# Input material
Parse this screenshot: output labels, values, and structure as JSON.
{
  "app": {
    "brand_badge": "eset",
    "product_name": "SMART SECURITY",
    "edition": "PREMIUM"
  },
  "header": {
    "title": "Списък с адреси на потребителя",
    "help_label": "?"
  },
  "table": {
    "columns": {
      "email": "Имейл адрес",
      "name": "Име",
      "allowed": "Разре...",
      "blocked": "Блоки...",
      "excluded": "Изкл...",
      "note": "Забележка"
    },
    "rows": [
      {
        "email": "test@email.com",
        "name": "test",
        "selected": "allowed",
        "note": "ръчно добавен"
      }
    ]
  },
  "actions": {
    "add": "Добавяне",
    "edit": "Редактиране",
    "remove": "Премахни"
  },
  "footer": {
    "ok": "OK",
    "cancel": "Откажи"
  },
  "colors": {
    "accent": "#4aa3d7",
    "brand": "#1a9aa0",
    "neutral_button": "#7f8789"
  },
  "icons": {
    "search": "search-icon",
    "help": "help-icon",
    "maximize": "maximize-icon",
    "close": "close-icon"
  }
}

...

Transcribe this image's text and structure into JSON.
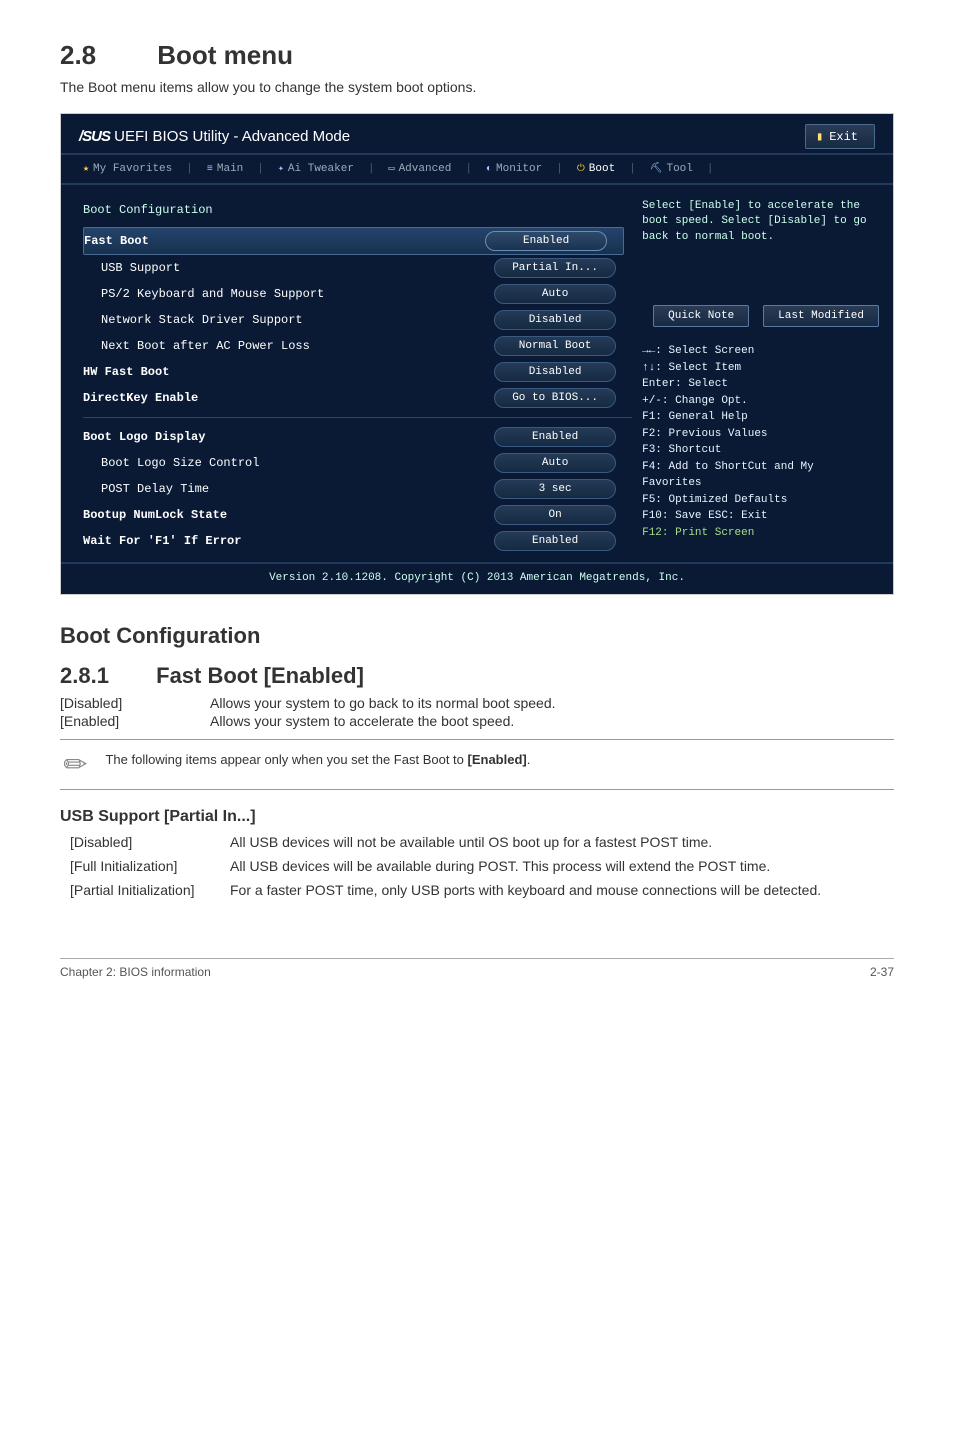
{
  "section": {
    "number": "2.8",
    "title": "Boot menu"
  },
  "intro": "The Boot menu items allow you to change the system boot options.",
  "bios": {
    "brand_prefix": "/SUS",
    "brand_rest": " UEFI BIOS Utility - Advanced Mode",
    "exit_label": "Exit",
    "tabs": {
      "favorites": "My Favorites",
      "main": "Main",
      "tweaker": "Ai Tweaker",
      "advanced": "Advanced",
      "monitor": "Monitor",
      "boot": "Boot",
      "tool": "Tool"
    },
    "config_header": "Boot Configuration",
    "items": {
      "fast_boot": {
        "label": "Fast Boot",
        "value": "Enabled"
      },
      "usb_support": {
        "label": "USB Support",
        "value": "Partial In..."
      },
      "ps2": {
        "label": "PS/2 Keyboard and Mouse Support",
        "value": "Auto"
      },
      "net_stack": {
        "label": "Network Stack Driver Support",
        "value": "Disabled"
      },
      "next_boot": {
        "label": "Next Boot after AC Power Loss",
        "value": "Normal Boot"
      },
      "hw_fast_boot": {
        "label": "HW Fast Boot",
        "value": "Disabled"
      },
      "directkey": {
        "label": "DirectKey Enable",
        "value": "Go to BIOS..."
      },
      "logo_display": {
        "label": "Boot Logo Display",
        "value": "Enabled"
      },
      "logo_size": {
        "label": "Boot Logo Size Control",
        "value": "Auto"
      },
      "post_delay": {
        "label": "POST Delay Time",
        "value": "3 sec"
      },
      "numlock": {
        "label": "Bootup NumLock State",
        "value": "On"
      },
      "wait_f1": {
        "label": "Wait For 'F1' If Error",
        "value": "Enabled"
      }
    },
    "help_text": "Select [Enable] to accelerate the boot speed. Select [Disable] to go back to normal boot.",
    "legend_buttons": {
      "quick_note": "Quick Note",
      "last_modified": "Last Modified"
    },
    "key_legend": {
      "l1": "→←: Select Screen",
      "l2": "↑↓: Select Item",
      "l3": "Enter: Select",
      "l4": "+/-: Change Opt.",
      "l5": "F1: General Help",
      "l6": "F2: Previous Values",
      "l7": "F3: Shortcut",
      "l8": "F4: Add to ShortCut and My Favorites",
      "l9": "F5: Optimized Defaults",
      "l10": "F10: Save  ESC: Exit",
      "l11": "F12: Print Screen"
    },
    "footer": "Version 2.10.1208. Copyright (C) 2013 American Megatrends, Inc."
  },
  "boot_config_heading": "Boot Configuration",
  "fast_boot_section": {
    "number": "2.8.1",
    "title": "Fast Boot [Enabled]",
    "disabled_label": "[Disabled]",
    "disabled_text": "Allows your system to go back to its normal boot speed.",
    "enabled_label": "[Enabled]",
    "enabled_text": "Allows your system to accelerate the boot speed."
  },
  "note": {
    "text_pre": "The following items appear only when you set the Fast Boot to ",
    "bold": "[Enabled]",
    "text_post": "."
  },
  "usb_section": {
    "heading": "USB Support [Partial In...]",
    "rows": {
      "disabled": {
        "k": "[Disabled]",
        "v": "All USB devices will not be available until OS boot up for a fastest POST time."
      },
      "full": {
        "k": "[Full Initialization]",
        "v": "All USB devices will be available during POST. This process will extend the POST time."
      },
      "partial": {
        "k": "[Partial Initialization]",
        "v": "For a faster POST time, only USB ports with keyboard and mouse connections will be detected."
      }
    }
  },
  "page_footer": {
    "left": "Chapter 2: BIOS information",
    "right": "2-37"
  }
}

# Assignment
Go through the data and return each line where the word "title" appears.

# Solution to this task
    "title": "Списък с адреси на потребителя",
    "title": "Boot menu"
    "title": "Fast Boot [Enabled]",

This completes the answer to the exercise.